■ Exercise directions
Count the lines below containing "chevron"; state the number only.
Data section start
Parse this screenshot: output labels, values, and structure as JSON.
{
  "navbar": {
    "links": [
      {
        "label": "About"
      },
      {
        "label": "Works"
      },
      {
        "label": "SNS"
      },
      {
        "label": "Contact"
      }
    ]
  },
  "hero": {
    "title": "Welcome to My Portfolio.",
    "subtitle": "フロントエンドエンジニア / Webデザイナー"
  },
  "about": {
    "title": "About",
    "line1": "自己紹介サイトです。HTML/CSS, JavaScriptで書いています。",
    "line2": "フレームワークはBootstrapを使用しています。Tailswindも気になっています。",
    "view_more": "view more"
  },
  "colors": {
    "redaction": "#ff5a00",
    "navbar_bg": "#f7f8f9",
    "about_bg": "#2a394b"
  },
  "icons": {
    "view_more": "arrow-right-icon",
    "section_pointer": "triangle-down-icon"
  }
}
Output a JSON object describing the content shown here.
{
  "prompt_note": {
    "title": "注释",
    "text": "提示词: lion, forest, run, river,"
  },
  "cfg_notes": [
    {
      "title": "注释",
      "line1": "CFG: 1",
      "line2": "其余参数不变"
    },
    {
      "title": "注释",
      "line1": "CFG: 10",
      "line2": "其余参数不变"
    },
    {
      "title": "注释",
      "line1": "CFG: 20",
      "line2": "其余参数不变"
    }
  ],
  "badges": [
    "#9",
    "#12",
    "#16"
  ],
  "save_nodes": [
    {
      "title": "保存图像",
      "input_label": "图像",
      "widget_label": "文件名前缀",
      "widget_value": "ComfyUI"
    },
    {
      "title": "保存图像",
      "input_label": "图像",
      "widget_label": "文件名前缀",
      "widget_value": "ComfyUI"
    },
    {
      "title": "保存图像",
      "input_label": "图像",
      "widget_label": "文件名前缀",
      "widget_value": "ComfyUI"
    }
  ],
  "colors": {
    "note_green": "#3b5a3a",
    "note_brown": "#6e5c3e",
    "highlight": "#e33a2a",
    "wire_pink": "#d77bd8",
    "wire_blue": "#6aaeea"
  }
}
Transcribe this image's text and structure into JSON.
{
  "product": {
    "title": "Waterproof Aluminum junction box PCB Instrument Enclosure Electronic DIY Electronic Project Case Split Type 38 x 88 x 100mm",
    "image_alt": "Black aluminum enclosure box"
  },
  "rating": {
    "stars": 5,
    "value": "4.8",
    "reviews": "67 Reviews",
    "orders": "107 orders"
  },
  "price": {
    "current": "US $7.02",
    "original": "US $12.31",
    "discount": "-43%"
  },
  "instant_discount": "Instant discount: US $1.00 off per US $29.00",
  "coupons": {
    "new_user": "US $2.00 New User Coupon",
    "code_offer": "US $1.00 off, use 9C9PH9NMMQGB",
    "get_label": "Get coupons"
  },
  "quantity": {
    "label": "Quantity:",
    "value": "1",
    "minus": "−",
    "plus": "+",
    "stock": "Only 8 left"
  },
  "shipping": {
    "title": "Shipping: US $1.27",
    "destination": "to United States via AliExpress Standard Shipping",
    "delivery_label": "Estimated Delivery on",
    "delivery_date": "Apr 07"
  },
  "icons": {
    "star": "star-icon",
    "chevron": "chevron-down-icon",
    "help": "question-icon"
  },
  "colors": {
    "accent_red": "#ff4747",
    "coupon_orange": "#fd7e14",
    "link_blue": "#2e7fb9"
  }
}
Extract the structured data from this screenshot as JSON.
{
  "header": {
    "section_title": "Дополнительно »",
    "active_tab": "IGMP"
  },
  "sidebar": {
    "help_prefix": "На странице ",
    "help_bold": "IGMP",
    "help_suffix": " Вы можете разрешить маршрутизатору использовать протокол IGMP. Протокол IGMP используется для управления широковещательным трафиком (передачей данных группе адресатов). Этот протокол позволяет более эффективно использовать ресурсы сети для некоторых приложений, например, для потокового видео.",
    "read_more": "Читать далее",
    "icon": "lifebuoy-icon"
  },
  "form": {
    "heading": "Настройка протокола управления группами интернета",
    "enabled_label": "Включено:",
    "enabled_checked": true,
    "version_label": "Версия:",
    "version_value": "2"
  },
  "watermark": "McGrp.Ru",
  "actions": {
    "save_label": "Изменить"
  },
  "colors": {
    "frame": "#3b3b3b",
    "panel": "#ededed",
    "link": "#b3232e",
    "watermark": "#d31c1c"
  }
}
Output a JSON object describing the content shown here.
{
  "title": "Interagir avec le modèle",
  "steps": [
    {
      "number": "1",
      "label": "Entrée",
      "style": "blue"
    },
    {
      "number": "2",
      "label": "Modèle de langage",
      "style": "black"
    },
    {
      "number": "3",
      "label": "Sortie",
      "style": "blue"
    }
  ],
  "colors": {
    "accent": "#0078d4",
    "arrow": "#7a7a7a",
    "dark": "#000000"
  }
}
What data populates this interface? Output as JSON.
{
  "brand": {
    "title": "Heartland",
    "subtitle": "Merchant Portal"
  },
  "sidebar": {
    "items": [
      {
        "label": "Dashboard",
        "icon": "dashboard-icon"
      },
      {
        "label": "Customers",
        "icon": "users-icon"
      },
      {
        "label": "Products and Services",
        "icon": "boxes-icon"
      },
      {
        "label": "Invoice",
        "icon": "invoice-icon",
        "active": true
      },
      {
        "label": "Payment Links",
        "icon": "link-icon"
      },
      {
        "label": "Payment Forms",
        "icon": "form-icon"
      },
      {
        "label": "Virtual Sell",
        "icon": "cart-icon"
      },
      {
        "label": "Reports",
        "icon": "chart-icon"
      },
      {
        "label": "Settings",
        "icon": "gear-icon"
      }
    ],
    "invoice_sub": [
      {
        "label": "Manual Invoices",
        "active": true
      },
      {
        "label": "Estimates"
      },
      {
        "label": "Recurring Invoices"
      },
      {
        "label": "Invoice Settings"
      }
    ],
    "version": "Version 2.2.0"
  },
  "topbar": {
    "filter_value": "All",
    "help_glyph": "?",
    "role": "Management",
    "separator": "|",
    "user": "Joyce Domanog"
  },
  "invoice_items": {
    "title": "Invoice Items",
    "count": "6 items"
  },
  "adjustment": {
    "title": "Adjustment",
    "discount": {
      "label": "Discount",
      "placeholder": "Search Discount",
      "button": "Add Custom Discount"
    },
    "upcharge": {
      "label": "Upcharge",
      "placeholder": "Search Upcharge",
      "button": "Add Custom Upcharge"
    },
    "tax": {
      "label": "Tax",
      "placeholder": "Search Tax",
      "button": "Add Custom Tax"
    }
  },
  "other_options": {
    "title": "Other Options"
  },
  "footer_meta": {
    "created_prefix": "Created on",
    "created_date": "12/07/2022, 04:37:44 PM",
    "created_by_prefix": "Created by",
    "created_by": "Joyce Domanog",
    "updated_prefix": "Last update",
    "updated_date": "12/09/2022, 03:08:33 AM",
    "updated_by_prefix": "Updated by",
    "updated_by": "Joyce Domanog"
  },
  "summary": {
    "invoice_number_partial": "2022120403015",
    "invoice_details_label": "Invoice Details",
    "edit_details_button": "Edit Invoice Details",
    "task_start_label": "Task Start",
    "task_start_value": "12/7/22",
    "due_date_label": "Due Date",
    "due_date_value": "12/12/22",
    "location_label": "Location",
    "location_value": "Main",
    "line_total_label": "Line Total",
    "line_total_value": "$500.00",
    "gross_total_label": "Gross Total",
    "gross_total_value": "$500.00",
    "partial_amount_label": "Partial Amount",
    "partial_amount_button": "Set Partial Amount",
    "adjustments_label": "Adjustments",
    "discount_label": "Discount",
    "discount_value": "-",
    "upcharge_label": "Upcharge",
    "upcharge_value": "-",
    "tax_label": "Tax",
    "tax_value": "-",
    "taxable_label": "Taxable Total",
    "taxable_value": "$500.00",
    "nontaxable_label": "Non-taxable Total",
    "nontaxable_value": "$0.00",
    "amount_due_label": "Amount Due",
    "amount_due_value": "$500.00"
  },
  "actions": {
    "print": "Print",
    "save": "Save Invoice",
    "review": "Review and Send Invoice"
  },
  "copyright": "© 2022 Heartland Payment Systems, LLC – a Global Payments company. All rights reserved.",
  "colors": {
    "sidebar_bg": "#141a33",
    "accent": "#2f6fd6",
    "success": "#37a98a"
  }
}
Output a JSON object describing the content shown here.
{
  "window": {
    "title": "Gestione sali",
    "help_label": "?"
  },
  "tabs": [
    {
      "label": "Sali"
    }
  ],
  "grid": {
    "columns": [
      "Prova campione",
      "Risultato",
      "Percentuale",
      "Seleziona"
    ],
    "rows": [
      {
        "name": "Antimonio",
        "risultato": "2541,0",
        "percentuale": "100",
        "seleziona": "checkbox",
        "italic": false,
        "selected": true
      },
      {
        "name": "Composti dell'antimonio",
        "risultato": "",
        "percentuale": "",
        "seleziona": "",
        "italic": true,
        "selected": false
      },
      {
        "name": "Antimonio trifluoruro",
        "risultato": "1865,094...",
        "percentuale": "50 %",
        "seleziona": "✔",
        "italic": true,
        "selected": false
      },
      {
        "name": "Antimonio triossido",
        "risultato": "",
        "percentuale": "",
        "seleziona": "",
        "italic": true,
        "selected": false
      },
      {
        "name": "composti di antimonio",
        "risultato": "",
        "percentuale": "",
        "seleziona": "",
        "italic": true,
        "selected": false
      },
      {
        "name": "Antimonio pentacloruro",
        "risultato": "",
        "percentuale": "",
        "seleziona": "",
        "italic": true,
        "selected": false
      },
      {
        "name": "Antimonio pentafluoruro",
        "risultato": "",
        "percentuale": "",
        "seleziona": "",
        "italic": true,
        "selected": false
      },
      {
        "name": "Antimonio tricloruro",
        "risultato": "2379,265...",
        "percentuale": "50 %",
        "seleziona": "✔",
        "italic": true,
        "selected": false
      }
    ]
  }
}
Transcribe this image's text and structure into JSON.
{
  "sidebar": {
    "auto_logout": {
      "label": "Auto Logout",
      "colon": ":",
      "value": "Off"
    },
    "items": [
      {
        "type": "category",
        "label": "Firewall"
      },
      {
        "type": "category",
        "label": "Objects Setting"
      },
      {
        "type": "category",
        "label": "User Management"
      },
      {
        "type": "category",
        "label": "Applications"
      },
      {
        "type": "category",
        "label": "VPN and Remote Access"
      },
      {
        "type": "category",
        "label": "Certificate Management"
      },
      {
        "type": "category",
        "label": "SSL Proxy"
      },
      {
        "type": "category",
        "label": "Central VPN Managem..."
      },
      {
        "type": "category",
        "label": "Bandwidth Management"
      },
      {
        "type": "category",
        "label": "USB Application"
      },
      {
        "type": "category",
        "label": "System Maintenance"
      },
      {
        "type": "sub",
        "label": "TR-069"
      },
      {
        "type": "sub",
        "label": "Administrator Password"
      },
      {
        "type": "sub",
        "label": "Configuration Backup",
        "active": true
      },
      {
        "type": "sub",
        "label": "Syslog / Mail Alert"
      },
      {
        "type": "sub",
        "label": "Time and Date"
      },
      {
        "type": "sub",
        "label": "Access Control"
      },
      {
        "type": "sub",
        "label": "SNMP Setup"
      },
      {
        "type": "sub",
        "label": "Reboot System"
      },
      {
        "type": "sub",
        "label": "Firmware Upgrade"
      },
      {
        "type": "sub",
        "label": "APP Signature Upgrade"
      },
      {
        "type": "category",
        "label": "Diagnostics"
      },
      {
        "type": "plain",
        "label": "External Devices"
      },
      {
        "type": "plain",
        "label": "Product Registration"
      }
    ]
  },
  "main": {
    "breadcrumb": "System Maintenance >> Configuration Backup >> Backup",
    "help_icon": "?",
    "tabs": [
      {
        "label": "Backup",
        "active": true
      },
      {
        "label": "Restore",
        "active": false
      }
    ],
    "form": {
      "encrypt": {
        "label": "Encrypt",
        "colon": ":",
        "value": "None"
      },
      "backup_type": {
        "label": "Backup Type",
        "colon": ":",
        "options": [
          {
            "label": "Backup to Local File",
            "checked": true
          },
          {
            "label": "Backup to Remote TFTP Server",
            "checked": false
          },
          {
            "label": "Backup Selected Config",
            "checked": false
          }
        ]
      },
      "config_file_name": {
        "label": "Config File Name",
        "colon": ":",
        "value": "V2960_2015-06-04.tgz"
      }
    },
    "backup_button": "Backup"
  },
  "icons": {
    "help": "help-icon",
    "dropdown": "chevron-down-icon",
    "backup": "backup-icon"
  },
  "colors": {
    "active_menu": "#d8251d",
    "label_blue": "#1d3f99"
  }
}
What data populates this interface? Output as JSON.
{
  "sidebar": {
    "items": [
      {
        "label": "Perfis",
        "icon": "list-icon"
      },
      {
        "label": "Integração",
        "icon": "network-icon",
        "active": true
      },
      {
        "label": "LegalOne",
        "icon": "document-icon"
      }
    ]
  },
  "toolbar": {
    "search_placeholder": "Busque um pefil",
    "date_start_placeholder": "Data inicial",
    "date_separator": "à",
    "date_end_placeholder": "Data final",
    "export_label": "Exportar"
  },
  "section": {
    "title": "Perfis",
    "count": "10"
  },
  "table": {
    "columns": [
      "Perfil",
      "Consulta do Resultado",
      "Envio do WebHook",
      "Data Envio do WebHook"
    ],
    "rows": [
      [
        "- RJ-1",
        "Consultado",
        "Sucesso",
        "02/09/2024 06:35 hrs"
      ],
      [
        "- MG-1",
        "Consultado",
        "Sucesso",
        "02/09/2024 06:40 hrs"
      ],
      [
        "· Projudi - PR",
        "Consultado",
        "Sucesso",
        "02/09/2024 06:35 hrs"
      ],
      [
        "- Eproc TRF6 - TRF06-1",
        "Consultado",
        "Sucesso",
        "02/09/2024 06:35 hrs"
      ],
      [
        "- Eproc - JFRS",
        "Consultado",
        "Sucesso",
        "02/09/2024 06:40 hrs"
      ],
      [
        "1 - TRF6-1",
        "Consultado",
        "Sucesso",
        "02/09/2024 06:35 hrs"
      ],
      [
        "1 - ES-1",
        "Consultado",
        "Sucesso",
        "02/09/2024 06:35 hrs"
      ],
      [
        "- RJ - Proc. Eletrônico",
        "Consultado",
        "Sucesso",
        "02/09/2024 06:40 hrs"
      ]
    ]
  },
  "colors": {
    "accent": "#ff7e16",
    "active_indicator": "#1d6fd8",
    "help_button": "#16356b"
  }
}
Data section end
■ Finished exercise
2